=== Given data ===
•••••

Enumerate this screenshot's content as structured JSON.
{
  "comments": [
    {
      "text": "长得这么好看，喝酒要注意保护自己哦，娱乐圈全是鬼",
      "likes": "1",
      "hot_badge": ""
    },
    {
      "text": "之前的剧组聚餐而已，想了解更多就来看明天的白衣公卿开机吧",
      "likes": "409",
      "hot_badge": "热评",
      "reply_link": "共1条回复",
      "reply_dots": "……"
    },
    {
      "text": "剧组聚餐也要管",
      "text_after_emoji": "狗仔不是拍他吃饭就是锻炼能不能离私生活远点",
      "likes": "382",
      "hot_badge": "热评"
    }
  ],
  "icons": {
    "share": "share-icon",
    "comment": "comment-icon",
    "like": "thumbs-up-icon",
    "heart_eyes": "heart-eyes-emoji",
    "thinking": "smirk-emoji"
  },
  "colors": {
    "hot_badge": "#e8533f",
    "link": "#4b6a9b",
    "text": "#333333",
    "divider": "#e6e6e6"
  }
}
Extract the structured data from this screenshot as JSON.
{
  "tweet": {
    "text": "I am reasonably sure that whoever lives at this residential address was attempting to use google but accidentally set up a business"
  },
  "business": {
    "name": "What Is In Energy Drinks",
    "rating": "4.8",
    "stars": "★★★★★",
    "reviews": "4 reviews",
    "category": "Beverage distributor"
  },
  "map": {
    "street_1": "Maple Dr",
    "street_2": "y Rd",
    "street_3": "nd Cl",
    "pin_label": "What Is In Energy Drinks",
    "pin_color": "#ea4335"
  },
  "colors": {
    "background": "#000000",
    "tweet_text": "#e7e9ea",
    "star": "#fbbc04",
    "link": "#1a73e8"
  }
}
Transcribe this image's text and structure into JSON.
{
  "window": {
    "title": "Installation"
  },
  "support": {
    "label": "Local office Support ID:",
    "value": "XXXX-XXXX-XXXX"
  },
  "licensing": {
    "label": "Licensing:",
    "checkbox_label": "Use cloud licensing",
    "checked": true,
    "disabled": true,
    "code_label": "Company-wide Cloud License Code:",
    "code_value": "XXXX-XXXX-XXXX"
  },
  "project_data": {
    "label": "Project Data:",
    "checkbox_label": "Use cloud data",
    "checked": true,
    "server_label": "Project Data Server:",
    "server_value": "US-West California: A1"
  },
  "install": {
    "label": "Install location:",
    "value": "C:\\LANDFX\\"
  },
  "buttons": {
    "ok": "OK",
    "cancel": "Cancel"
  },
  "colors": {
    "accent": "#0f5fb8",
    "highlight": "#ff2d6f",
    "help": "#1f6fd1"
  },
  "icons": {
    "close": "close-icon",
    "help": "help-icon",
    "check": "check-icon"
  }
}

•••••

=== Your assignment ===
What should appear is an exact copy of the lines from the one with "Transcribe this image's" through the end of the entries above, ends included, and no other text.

=== Finished task ===
Transcribe this image's text and structure into JSON.
{
  "window": {
    "title": "Installation"
  },
  "support": {
    "label": "Local office Support ID:",
    "value": "XXXX-XXXX-XXXX"
  },
  "licensing": {
    "label": "Licensing:",
    "checkbox_label": "Use cloud licensing",
    "checked": true,
    "disabled": true,
    "code_label": "Company-wide Cloud License Code:",
    "code_value": "XXXX-XXXX-XXXX"
  },
  "project_data": {
    "label": "Project Data:",
    "checkbox_label": "Use cloud data",
    "checked": true,
    "server_label": "Project Data Server:",
    "server_value": "US-West California: A1"
  },
  "install": {
    "label": "Install location:",
    "value": "C:\\LANDFX\\"
  },
  "buttons": {
    "ok": "OK",
    "cancel": "Cancel"
  },
  "colors": {
    "accent": "#0f5fb8",
    "highlight": "#ff2d6f",
    "help": "#1f6fd1"
  },
  "icons": {
    "close": "close-icon",
    "help": "help-icon",
    "check": "check-icon"
  }
}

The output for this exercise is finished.